Task item: From the material below, pull each line containing the string "Auto".

---- Records supplied

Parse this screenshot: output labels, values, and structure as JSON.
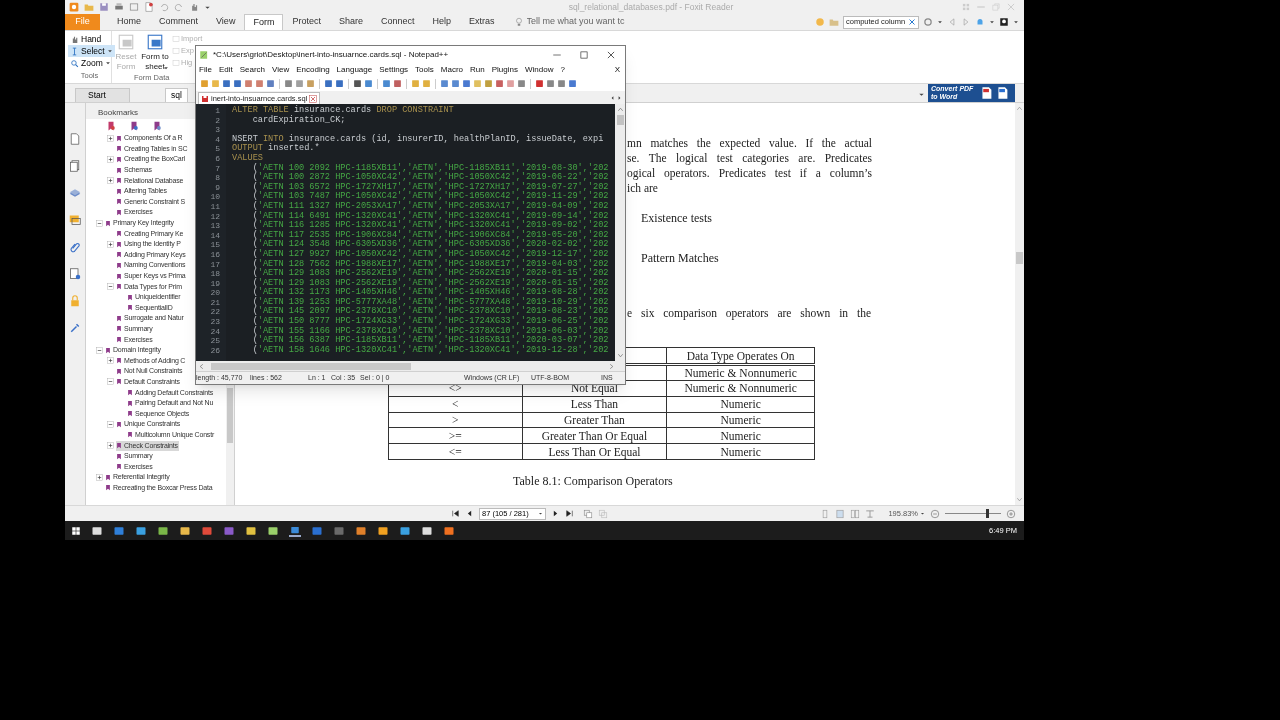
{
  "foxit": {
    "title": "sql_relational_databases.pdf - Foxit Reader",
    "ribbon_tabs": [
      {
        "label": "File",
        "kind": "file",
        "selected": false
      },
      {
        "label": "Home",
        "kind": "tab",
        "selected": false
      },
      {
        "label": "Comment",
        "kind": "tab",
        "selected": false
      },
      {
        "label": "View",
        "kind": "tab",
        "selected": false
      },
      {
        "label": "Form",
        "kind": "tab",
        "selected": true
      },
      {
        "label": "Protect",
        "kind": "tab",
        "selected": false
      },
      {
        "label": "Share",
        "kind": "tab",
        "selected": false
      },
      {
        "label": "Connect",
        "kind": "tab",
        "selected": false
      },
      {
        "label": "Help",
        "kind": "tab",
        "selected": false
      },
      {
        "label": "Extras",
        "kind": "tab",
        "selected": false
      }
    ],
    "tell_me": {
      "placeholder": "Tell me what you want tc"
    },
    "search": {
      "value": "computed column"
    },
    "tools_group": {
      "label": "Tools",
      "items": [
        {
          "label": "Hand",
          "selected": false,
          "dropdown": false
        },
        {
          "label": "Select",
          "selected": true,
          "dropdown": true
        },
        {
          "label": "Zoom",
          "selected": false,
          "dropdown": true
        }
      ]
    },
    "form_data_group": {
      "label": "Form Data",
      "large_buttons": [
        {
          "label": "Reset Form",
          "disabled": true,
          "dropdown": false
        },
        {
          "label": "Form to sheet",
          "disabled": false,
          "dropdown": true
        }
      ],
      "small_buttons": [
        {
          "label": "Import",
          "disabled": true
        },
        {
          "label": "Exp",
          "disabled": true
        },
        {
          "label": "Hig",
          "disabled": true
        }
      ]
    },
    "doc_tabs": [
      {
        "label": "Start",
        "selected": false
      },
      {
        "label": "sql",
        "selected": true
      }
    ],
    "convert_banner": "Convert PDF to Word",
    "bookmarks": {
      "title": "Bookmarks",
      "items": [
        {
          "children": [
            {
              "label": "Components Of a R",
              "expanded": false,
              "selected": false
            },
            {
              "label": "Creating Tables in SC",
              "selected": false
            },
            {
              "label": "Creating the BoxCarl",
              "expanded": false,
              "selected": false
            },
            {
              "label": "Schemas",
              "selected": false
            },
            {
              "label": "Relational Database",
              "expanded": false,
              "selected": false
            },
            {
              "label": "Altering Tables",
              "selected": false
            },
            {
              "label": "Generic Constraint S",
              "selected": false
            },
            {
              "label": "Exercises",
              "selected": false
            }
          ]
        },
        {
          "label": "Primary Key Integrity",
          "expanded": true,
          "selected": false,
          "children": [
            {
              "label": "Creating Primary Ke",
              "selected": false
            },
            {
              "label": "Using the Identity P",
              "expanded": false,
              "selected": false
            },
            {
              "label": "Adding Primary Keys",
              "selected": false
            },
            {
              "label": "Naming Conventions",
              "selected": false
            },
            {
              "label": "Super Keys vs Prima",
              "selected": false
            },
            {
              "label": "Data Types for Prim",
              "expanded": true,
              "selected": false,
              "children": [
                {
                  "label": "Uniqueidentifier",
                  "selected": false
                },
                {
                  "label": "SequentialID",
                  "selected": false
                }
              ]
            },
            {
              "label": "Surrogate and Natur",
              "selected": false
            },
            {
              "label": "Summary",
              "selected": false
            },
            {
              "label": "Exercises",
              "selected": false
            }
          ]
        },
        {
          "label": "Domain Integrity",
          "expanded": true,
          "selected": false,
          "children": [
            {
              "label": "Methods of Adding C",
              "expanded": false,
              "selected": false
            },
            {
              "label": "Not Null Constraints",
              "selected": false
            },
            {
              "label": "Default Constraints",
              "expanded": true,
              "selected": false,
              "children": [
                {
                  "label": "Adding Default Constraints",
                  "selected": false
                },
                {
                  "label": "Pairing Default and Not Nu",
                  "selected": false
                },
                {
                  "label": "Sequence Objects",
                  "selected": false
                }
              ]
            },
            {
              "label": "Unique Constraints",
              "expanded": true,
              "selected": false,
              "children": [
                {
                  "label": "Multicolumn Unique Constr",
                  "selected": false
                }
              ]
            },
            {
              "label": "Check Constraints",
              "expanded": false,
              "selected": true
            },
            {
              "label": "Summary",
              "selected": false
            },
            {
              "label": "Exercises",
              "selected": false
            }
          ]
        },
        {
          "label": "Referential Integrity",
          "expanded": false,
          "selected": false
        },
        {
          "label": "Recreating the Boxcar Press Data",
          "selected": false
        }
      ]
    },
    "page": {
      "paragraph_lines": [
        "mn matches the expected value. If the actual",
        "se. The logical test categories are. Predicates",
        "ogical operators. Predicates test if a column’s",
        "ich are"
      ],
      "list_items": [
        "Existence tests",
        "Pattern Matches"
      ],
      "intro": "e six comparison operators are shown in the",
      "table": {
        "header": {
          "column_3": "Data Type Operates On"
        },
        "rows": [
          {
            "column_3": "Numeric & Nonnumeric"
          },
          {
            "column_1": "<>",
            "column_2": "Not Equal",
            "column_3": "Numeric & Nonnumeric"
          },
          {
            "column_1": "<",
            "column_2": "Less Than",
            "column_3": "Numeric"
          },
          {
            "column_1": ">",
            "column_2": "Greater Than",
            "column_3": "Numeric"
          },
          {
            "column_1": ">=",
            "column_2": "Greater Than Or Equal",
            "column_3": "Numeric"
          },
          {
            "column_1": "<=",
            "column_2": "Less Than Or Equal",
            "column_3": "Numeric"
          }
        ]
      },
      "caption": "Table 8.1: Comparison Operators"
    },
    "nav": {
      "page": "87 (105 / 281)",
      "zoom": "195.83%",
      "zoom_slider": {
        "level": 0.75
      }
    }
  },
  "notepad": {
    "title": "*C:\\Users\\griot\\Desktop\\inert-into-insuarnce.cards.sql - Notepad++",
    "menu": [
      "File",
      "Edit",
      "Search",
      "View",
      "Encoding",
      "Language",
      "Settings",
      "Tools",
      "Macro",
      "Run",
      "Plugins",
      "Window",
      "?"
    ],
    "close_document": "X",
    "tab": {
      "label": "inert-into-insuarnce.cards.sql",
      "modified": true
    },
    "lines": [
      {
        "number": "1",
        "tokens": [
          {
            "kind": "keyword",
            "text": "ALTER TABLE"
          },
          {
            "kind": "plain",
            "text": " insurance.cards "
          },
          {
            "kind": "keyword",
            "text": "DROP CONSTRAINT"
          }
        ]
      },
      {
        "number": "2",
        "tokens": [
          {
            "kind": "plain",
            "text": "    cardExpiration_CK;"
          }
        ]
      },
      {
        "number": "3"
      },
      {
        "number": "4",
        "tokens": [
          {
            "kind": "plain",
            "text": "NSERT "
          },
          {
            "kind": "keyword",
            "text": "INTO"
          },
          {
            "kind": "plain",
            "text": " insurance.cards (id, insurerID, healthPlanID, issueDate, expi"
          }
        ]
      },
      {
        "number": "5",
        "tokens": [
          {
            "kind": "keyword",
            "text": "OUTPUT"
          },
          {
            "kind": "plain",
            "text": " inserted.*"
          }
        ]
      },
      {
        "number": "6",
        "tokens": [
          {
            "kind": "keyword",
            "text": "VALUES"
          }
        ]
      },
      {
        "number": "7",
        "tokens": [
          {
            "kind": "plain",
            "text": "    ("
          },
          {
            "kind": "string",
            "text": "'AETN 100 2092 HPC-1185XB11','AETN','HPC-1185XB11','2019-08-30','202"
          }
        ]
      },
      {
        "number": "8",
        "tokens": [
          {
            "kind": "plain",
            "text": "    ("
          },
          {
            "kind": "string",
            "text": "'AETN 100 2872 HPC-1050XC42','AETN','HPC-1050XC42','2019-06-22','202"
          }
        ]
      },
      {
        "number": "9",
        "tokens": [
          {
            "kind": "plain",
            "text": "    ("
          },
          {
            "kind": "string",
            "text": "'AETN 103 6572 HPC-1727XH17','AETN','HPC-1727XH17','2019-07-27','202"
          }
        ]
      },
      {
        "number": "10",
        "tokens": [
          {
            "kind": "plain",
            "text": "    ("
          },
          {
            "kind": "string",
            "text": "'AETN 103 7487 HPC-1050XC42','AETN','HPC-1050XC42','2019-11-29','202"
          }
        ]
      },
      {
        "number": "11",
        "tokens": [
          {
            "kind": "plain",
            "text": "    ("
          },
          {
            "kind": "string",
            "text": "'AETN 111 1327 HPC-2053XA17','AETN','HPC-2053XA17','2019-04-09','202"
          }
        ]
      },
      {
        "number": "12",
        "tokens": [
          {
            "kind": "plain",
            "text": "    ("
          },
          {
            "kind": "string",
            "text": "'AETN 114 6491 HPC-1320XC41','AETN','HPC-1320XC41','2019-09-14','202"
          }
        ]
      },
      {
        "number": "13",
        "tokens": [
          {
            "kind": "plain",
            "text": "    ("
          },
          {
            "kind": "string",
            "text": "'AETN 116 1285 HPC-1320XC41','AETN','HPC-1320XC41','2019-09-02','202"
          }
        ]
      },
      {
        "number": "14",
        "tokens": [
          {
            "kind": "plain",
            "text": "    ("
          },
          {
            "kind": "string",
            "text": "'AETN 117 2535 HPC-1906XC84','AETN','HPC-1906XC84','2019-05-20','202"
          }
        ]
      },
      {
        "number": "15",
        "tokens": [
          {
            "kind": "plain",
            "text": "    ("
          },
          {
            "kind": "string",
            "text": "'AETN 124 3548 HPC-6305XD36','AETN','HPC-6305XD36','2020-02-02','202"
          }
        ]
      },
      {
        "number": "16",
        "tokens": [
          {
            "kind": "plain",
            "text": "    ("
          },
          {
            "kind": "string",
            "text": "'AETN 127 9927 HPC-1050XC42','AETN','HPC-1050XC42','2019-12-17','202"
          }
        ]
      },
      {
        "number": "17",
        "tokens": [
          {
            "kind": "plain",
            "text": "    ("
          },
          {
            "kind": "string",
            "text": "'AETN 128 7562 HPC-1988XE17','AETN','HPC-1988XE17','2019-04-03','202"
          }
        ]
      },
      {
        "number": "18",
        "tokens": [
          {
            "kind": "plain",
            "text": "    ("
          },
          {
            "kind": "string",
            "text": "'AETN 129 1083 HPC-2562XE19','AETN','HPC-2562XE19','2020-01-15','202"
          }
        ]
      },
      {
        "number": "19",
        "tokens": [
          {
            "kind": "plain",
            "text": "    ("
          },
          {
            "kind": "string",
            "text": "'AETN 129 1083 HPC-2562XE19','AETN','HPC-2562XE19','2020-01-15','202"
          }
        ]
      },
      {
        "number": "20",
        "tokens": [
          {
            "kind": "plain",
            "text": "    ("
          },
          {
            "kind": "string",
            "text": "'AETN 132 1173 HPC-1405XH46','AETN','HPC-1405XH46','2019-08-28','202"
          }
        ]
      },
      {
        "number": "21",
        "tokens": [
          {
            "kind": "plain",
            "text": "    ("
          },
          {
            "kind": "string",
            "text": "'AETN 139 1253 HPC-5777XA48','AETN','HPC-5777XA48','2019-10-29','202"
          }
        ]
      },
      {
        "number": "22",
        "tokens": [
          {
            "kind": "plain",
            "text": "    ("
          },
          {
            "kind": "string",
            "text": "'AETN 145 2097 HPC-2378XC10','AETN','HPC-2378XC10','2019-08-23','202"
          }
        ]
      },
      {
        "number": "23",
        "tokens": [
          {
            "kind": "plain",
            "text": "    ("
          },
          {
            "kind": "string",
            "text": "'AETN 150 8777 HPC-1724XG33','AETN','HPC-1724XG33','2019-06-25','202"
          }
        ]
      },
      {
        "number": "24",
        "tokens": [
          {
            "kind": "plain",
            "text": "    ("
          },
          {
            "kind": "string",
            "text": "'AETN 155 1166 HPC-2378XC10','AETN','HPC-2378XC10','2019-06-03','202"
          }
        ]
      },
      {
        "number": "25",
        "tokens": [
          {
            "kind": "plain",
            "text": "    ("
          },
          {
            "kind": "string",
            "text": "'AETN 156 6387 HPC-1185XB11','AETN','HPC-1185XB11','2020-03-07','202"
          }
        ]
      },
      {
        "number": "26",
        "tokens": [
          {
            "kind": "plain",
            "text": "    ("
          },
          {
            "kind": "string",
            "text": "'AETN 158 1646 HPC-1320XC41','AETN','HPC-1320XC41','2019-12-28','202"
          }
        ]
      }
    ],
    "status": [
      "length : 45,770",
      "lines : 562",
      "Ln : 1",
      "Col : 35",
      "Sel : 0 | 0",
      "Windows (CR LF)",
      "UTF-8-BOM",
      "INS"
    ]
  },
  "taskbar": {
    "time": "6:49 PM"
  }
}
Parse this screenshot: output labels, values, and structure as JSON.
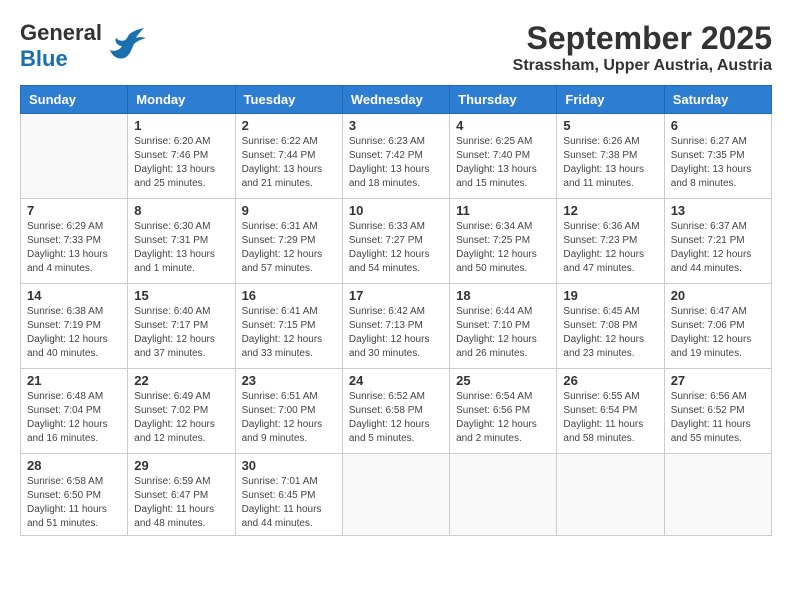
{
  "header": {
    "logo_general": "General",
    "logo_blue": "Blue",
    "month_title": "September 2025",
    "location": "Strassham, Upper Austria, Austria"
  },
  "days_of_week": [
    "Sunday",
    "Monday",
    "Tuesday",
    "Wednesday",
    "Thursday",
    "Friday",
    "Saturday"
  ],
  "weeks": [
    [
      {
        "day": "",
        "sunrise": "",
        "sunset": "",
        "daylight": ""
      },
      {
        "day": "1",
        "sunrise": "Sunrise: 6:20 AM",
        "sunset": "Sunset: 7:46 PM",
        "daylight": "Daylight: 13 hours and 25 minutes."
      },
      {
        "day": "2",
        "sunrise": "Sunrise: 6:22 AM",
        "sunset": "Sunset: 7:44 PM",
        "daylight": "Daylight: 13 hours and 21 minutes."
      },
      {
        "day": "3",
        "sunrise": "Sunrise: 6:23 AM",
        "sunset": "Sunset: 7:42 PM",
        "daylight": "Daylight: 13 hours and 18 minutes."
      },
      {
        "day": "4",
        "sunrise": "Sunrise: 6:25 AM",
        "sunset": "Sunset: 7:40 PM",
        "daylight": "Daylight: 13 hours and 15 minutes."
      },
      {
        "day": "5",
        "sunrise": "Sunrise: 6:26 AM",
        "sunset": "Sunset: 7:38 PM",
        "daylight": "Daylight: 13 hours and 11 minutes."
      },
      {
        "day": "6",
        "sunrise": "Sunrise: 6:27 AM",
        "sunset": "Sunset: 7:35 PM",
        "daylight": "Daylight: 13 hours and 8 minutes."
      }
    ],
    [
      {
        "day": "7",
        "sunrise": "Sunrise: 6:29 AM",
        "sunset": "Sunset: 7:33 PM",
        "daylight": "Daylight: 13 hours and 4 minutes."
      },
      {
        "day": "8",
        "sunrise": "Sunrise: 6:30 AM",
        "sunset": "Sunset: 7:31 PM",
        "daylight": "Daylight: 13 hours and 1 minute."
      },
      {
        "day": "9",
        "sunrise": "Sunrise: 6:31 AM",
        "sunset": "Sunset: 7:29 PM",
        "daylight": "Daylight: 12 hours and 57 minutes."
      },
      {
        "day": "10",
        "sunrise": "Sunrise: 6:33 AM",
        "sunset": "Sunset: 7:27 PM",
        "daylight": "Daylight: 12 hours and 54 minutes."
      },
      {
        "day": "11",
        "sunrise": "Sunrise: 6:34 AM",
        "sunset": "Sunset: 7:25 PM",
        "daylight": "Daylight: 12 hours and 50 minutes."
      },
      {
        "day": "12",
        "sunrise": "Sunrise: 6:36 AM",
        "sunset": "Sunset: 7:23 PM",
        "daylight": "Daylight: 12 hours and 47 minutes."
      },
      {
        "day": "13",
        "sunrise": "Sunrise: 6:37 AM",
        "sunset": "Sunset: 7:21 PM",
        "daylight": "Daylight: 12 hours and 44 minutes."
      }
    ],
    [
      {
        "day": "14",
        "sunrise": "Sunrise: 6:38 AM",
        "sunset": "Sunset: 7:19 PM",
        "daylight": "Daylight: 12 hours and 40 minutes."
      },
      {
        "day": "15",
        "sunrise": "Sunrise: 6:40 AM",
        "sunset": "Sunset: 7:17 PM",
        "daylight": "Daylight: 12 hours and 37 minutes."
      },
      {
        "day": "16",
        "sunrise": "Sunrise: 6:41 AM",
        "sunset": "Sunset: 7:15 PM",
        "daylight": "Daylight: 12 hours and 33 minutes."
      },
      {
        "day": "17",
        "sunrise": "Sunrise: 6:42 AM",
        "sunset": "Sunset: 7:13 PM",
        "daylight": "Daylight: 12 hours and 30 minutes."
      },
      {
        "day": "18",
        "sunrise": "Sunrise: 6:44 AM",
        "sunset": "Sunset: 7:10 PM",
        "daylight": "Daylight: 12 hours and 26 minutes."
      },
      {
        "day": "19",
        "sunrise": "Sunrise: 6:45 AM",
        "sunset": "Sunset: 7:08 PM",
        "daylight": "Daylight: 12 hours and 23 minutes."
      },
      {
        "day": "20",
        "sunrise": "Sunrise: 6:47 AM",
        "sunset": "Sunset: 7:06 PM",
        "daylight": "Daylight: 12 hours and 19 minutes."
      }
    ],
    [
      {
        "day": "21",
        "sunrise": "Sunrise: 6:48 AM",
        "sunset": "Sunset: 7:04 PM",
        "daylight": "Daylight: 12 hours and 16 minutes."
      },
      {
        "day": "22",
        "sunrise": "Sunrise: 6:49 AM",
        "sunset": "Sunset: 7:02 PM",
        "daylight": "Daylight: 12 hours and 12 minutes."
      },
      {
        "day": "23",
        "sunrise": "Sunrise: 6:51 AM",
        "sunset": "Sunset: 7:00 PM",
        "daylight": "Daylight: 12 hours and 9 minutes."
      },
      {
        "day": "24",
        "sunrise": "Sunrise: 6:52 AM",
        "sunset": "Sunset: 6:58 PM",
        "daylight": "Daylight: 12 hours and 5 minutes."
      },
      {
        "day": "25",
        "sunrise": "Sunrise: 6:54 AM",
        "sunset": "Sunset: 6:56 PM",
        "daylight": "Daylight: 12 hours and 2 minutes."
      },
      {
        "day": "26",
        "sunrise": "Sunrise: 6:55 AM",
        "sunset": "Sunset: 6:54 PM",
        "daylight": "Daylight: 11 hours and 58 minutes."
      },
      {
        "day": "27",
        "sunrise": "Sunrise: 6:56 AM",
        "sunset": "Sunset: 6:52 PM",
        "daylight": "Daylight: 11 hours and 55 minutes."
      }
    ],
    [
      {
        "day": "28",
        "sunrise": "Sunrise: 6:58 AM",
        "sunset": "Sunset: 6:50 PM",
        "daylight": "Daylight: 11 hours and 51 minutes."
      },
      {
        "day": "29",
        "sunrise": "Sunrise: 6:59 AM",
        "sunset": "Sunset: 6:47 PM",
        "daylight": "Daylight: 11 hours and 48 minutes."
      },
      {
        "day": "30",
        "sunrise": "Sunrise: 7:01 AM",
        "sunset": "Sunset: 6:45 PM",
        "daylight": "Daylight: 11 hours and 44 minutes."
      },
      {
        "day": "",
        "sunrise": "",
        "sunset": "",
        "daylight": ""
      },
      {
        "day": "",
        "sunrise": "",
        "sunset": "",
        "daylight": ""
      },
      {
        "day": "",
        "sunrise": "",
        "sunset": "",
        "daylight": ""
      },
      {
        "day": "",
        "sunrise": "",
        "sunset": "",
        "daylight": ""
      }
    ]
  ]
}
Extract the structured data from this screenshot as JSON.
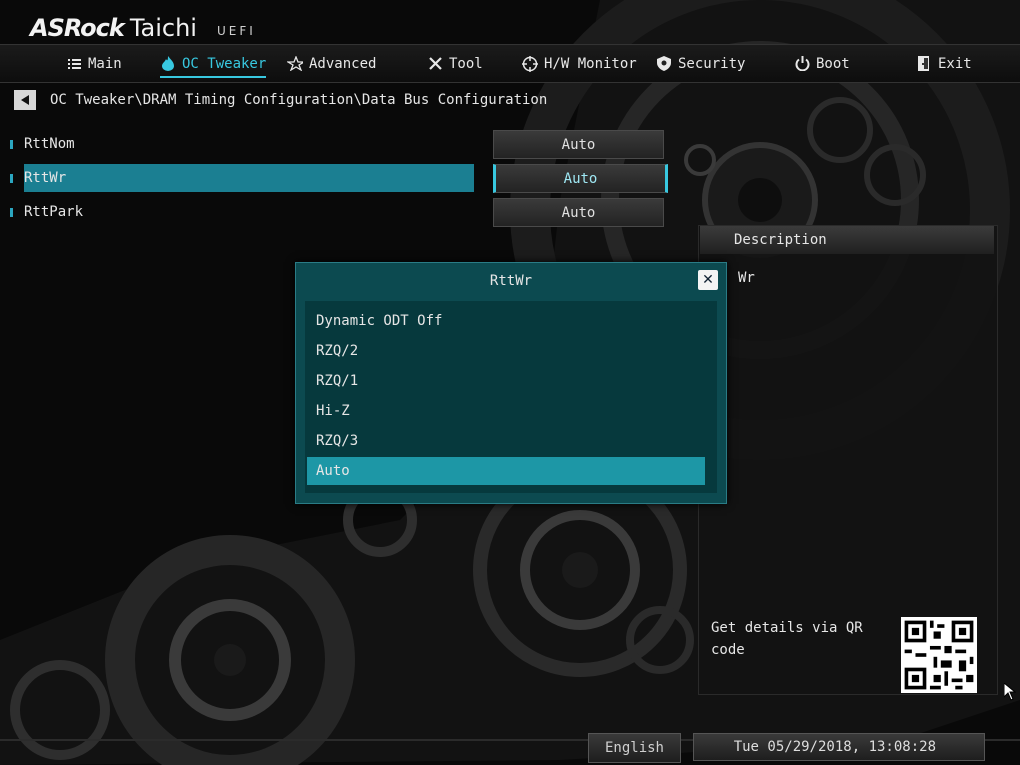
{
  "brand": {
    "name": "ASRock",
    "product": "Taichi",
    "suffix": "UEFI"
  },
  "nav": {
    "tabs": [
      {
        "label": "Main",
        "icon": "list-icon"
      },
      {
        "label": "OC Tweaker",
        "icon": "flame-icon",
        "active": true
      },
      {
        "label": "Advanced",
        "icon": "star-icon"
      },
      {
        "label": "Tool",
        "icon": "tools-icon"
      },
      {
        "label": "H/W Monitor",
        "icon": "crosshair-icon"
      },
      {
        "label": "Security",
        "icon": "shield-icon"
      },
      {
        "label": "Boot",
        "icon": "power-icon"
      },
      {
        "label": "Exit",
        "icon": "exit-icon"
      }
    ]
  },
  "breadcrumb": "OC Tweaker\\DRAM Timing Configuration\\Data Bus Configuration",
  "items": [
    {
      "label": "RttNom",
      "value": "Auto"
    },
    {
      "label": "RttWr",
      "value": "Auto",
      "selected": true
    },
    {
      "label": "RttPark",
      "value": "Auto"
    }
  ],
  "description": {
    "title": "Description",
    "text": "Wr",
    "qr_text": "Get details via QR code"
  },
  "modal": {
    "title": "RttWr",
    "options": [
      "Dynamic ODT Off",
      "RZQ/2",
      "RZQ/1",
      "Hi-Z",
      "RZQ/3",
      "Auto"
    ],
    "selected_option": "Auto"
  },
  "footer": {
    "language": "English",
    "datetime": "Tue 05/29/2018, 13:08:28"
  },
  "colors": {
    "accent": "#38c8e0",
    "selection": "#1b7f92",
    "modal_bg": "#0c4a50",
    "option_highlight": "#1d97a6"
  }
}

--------

Response:
      "value": "Auto"
      "value": "Auto",
      "value": "Auto"
      "Auto"
    "selected_option": "Auto"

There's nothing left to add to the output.